> [GOAL OF THE EXERCISE]: With spelling and spacing unchanged, write out each line of the material.

> [DATA SUPPLIED]:
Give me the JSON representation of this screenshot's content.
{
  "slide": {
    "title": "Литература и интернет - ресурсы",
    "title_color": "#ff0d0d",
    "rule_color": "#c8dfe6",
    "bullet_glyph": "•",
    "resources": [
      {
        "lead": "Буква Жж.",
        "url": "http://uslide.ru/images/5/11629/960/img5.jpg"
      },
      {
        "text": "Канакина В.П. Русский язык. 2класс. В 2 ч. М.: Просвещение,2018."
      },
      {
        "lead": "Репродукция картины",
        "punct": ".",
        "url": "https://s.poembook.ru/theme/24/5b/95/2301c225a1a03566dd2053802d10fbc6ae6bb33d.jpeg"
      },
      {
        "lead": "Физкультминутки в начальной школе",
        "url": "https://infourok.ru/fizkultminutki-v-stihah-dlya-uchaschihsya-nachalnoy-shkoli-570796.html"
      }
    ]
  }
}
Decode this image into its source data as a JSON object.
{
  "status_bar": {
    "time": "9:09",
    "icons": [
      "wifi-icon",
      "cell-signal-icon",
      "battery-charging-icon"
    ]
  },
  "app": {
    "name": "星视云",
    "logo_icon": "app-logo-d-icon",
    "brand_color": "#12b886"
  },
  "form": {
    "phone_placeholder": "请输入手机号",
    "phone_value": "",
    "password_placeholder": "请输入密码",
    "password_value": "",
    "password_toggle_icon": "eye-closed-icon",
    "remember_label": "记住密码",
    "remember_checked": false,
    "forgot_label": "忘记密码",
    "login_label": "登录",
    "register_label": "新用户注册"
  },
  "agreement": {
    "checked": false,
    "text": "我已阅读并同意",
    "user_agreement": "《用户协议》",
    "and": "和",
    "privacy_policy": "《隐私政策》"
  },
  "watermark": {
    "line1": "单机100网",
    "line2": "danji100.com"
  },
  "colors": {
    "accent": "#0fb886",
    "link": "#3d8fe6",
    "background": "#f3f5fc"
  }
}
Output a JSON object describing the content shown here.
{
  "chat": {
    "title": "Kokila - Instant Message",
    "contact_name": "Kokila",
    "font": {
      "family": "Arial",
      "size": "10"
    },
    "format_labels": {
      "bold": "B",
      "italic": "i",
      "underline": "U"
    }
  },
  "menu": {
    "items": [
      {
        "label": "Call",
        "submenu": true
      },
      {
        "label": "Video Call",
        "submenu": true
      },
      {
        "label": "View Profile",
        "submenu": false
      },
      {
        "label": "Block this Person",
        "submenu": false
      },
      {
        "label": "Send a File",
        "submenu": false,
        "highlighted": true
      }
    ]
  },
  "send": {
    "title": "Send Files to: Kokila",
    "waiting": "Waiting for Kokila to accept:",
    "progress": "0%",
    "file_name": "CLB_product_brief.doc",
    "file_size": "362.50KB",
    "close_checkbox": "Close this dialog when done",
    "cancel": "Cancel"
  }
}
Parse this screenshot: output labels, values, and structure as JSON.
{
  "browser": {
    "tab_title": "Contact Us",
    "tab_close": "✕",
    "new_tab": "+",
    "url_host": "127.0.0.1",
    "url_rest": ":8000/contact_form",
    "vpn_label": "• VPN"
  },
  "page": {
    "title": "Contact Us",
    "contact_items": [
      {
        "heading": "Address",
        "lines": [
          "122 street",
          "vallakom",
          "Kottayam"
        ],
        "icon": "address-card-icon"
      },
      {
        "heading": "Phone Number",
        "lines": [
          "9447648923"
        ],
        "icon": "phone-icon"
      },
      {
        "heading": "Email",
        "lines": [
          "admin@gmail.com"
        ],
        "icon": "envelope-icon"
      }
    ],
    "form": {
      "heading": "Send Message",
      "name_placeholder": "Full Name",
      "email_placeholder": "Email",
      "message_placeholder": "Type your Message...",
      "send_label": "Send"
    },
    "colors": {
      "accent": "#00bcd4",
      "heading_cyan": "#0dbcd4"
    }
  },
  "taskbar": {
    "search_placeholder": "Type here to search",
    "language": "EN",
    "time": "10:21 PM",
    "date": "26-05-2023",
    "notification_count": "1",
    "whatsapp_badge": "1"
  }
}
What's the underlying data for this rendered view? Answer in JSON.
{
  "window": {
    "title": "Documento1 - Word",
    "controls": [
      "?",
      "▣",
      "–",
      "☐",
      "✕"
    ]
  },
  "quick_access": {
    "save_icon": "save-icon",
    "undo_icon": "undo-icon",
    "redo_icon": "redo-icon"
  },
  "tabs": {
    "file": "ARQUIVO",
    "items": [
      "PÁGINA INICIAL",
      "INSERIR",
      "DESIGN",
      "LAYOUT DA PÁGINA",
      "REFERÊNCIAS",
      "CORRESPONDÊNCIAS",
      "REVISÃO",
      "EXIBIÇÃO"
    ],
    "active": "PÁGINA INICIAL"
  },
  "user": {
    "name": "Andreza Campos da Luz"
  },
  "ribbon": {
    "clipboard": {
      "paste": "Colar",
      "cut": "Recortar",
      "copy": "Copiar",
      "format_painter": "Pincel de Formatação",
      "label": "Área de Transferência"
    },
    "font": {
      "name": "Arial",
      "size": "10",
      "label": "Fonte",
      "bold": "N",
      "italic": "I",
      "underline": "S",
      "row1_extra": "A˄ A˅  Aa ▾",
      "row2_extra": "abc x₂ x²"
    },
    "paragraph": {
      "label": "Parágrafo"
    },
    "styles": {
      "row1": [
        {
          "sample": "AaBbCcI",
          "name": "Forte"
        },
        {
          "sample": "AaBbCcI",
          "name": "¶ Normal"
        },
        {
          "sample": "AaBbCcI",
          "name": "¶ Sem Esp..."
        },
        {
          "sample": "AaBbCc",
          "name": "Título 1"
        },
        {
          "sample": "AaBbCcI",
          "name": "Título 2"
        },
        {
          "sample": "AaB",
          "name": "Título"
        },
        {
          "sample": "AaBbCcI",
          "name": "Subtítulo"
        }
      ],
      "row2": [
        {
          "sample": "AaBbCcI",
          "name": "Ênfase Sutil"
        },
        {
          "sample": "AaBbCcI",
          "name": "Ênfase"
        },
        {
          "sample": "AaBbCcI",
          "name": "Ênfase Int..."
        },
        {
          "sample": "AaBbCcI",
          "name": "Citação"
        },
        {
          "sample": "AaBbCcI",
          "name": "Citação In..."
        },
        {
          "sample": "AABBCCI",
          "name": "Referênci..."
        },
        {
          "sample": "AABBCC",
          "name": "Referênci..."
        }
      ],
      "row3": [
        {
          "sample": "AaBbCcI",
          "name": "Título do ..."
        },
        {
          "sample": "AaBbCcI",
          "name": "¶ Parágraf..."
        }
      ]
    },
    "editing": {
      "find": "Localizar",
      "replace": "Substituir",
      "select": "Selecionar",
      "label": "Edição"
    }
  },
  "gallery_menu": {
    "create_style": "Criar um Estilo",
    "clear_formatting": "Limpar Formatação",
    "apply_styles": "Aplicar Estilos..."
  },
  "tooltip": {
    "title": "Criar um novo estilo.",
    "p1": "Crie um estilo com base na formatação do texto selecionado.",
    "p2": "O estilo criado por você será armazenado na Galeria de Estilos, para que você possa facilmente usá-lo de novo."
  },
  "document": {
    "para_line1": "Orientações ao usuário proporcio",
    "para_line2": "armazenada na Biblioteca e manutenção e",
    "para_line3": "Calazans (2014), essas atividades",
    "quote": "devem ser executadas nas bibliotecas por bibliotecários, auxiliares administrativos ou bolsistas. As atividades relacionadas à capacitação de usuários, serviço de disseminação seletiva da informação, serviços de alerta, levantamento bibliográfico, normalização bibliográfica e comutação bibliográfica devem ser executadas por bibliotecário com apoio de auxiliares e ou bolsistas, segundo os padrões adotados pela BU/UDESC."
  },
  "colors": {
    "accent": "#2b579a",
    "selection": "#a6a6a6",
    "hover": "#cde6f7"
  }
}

> [OUTPUT OF THE TASK]:
Give me the JSON representation of this screenshot's content.
{
  "slide": {
    "title": "Литература и интернет - ресурсы",
    "title_color": "#ff0d0d",
    "rule_color": "#c8dfe6",
    "bullet_glyph": "•",
    "resources": [
      {
        "lead": "Буква Жж.",
        "url": "http://uslide.ru/images/5/11629/960/img5.jpg"
      },
      {
        "text": "Канакина В.П. Русский язык. 2класс. В 2 ч. М.: Просвещение,2018."
      },
      {
        "lead": "Репродукция картины",
        "punct": ".",
        "url": "https://s.poembook.ru/theme/24/5b/95/2301c225a1a03566dd2053802d10fbc6ae6bb33d.jpeg"
      },
      {
        "lead": "Физкультминутки в начальной школе",
        "url": "https://infourok.ru/fizkultminutki-v-stihah-dlya-uchaschihsya-nachalnoy-shkoli-570796.html"
      }
    ]
  }
}
Decode this image into its source data as a JSON object.
{
  "status_bar": {
    "time": "9:09",
    "icons": [
      "wifi-icon",
      "cell-signal-icon",
      "battery-charging-icon"
    ]
  },
  "app": {
    "name": "星视云",
    "logo_icon": "app-logo-d-icon",
    "brand_color": "#12b886"
  },
  "form": {
    "phone_placeholder": "请输入手机号",
    "phone_value": "",
    "password_placeholder": "请输入密码",
    "password_value": "",
    "password_toggle_icon": "eye-closed-icon",
    "remember_label": "记住密码",
    "remember_checked": false,
    "forgot_label": "忘记密码",
    "login_label": "登录",
    "register_label": "新用户注册"
  },
  "agreement": {
    "checked": false,
    "text": "我已阅读并同意",
    "user_agreement": "《用户协议》",
    "and": "和",
    "privacy_policy": "《隐私政策》"
  },
  "watermark": {
    "line1": "单机100网",
    "line2": "danji100.com"
  },
  "colors": {
    "accent": "#0fb886",
    "link": "#3d8fe6",
    "background": "#f3f5fc"
  }
}
Output a JSON object describing the content shown here.
{
  "chat": {
    "title": "Kokila - Instant Message",
    "contact_name": "Kokila",
    "font": {
      "family": "Arial",
      "size": "10"
    },
    "format_labels": {
      "bold": "B",
      "italic": "i",
      "underline": "U"
    }
  },
  "menu": {
    "items": [
      {
        "label": "Call",
        "submenu": true
      },
      {
        "label": "Video Call",
        "submenu": true
      },
      {
        "label": "View Profile",
        "submenu": false
      },
      {
        "label": "Block this Person",
        "submenu": false
      },
      {
        "label": "Send a File",
        "submenu": false,
        "highlighted": true
      }
    ]
  },
  "send": {
    "title": "Send Files to: Kokila",
    "waiting": "Waiting for Kokila to accept:",
    "progress": "0%",
    "file_name": "CLB_product_brief.doc",
    "file_size": "362.50KB",
    "close_checkbox": "Close this dialog when done",
    "cancel": "Cancel"
  }
}
Parse this screenshot: output labels, values, and structure as JSON.
{
  "browser": {
    "tab_title": "Contact Us",
    "tab_close": "✕",
    "new_tab": "+",
    "url_host": "127.0.0.1",
    "url_rest": ":8000/contact_form",
    "vpn_label": "• VPN"
  },
  "page": {
    "title": "Contact Us",
    "contact_items": [
      {
        "heading": "Address",
        "lines": [
          "122 street",
          "vallakom",
          "Kottayam"
        ],
        "icon": "address-card-icon"
      },
      {
        "heading": "Phone Number",
        "lines": [
          "9447648923"
        ],
        "icon": "phone-icon"
      },
      {
        "heading": "Email",
        "lines": [
          "admin@gmail.com"
        ],
        "icon": "envelope-icon"
      }
    ],
    "form": {
      "heading": "Send Message",
      "name_placeholder": "Full Name",
      "email_placeholder": "Email",
      "message_placeholder": "Type your Message...",
      "send_label": "Send"
    },
    "colors": {
      "accent": "#00bcd4",
      "heading_cyan": "#0dbcd4"
    }
  },
  "taskbar": {
    "search_placeholder": "Type here to search",
    "language": "EN",
    "time": "10:21 PM",
    "date": "26-05-2023",
    "notification_count": "1",
    "whatsapp_badge": "1"
  }
}
What's the underlying data for this rendered view? Answer in JSON.
{
  "window": {
    "title": "Documento1 - Word",
    "controls": [
      "?",
      "▣",
      "–",
      "☐",
      "✕"
    ]
  },
  "quick_access": {
    "save_icon": "save-icon",
    "undo_icon": "undo-icon",
    "redo_icon": "redo-icon"
  },
  "tabs": {
    "file": "ARQUIVO",
    "items": [
      "PÁGINA INICIAL",
      "INSERIR",
      "DESIGN",
      "LAYOUT DA PÁGINA",
      "REFERÊNCIAS",
      "CORRESPONDÊNCIAS",
      "REVISÃO",
      "EXIBIÇÃO"
    ],
    "active": "PÁGINA INICIAL"
  },
  "user": {
    "name": "Andreza Campos da Luz"
  },
  "ribbon": {
    "clipboard": {
      "paste": "Colar",
      "cut": "Recortar",
      "copy": "Copiar",
      "format_painter": "Pincel de Formatação",
      "label": "Área de Transferência"
    },
    "font": {
      "name": "Arial",
      "size": "10",
      "label": "Fonte",
      "bold": "N",
      "italic": "I",
      "underline": "S",
      "row1_extra": "A˄ A˅  Aa ▾",
      "row2_extra": "abc x₂ x²"
    },
    "paragraph": {
      "label": "Parágrafo"
    },
    "styles": {
      "row1": [
        {
          "sample": "AaBbCcI",
          "name": "Forte"
        },
        {
          "sample": "AaBbCcI",
          "name": "¶ Normal"
        },
        {
          "sample": "AaBbCcI",
          "name": "¶ Sem Esp..."
        },
        {
          "sample": "AaBbCc",
          "name": "Título 1"
        },
        {
          "sample": "AaBbCcI",
          "name": "Título 2"
        },
        {
          "sample": "AaB",
          "name": "Título"
        },
        {
          "sample": "AaBbCcI",
          "name": "Subtítulo"
        }
      ],
      "row2": [
        {
          "sample": "AaBbCcI",
          "name": "Ênfase Sutil"
        },
        {
          "sample": "AaBbCcI",
          "name": "Ênfase"
        },
        {
          "sample": "AaBbCcI",
          "name": "Ênfase Int..."
        },
        {
          "sample": "AaBbCcI",
          "name": "Citação"
        },
        {
          "sample": "AaBbCcI",
          "name": "Citação In..."
        },
        {
          "sample": "AABBCCI",
          "name": "Referênci..."
        },
        {
          "sample": "AABBCC",
          "name": "Referênci..."
        }
      ],
      "row3": [
        {
          "sample": "AaBbCcI",
          "name": "Título do ..."
        },
        {
          "sample": "AaBbCcI",
          "name": "¶ Parágraf..."
        }
      ]
    },
    "editing": {
      "find": "Localizar",
      "replace": "Substituir",
      "select": "Selecionar",
      "label": "Edição"
    }
  },
  "gallery_menu": {
    "create_style": "Criar um Estilo",
    "clear_formatting": "Limpar Formatação",
    "apply_styles": "Aplicar Estilos..."
  },
  "tooltip": {
    "title": "Criar um novo estilo.",
    "p1": "Crie um estilo com base na formatação do texto selecionado.",
    "p2": "O estilo criado por você será armazenado na Galeria de Estilos, para que você possa facilmente usá-lo de novo."
  },
  "document": {
    "para_line1": "Orientações ao usuário proporcio",
    "para_line2": "armazenada na Biblioteca e manutenção e",
    "para_line3": "Calazans (2014), essas atividades",
    "quote": "devem ser executadas nas bibliotecas por bibliotecários, auxiliares administrativos ou bolsistas. As atividades relacionadas à capacitação de usuários, serviço de disseminação seletiva da informação, serviços de alerta, levantamento bibliográfico, normalização bibliográfica e comutação bibliográfica devem ser executadas por bibliotecário com apoio de auxiliares e ou bolsistas, segundo os padrões adotados pela BU/UDESC."
  },
  "colors": {
    "accent": "#2b579a",
    "selection": "#a6a6a6",
    "hover": "#cde6f7"
  }
}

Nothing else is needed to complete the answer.